The Airbus A330-203 (F-GZCP), which went missing about 3.5 hrs after its departure from Rio De Janeiro enroute to Paris, was manufactured in 2005 with its first flight on February 25th followed by delivery on April 4th of that same year. The aircraft was the 660th A330 built by Airbus and was deployed on flights from Paris to cities like Bangalore, Philadelphia, Cairo, New York and Dubai.
In June 2005, F-GZCP (40J/179Y), powered by two General Electric CF6-80E1A3 engines, was responsible for inaugurating Air France's transatlantic service between Paris and Detroit.
The early indications point to some type of weather event that caused the aircraft to send a ACARS message signaling an electrical circuit failure around the time it hit turbulence during its Atlantic crossing. Air France says that, as of now, no wreckage has been located.
At 22:33 Brasilia local time, says the ministry, the aircraft made final radio contact with the eastern Brazilian Cindacta-3 Atlantic area control centre at Recife, one of four en route centres that oversee Brazilian airspace.

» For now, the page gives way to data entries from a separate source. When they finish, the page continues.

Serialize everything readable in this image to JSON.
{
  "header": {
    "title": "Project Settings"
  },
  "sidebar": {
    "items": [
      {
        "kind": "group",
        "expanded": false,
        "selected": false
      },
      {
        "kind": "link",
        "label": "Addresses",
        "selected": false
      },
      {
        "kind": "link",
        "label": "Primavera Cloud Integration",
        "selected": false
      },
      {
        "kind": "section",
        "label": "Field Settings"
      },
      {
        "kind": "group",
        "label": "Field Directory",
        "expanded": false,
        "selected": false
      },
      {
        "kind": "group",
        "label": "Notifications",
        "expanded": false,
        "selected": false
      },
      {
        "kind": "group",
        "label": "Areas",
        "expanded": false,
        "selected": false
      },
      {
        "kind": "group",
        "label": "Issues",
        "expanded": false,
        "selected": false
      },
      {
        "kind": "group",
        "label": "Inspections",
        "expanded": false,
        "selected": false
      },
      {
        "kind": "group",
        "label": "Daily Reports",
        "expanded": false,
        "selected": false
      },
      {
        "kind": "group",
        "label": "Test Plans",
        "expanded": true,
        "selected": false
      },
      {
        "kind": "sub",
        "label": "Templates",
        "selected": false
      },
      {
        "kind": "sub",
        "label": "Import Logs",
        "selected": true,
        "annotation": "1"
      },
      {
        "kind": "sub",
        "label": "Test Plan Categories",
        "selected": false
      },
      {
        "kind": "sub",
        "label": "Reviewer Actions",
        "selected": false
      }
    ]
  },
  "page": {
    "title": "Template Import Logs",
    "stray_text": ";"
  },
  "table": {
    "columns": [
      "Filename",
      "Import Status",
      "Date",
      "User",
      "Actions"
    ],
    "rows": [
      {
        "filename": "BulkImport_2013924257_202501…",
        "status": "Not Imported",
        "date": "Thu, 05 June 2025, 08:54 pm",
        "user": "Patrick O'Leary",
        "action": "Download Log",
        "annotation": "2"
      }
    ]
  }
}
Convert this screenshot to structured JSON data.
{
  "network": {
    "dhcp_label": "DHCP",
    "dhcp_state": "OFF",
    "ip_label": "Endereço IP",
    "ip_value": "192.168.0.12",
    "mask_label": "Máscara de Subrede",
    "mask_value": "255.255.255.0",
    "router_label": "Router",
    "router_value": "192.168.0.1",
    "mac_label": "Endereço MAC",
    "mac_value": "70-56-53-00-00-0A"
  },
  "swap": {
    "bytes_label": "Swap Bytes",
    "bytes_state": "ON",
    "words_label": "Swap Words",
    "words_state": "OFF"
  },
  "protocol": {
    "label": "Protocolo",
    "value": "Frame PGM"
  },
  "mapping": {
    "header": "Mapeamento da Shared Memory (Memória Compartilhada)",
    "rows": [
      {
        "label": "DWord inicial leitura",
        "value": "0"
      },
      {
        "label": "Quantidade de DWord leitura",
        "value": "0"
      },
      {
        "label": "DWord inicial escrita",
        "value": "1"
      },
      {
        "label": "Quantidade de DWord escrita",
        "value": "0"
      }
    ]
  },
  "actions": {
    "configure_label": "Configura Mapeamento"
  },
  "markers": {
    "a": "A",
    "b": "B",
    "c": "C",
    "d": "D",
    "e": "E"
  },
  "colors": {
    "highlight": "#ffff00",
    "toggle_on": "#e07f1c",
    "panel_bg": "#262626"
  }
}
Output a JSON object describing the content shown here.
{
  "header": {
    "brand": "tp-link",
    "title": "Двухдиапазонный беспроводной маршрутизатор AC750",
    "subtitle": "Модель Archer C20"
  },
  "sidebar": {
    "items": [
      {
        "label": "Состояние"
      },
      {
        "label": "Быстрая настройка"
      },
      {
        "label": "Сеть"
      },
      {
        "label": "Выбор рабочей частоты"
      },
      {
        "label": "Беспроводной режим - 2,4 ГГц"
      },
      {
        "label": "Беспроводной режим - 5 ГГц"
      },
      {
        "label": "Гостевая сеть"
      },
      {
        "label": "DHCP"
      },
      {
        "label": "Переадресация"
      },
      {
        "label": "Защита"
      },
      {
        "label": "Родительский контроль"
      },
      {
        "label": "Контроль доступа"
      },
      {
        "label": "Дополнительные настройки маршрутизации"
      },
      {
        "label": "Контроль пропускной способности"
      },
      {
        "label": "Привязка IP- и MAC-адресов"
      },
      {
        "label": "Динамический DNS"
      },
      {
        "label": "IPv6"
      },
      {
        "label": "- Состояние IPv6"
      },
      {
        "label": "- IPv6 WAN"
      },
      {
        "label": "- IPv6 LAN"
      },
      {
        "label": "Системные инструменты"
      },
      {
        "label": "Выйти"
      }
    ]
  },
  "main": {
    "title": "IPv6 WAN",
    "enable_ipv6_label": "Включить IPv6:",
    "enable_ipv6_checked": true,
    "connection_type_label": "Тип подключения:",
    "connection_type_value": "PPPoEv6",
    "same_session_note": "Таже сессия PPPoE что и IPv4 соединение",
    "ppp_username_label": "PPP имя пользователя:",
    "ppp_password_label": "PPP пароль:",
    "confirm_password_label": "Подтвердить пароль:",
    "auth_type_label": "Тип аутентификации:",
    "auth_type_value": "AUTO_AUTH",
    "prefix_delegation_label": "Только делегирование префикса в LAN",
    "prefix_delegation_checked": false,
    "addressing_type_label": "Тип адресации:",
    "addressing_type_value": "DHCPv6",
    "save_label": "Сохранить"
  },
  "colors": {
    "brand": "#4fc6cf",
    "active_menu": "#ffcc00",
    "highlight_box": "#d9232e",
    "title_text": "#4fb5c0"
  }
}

The aircraft contacted Cindacta-3 at the INTOL waypoint, some 350nm (565km) from Natal, a city on the Brazilian coast. It indicated that it would enter Dakar airspace, Senegal, at the TASIL waypoint - about 663nm (1,228km) from Natal just under 50min later, at 23:20 Brasilia time.AF447 left Cindacta-3 radar surveillance from the island of Fernando de Noronha, at 22:48. At this time it was cruising at 35,000ft at 453kt, says the defence ministry, with indications that the flight was "normal".
The aircraft did not contact air traffic control around the time of the expected transit of TASIL.
The ministry says that Air France has informed Cindacta-3 that, about 54nm (100km) from TASIL the flight transmitted a technical message concerning loss of pressurisation and an electrical failure.
With far more questions than answers, everything falls into the category of speculation, though the accident - without definitive clues has the potential to reopen long standing debates about fly-by-wire controls, airliner lightning strike protection, ADIRUs and ETOPS even after millions of hours of safe in-service operation of these technologies.
Flight's Operations/Safety Editor David Learmount captured the event this way:
An event like this is the kind the aviation world hoped it would not see again, because it involves a world class carrier flying the latest generation of airliner, and it occurred en route, not during take-off or landing in difficult weather. It's a chilling reminder that nothing is impossible, however unthinkable.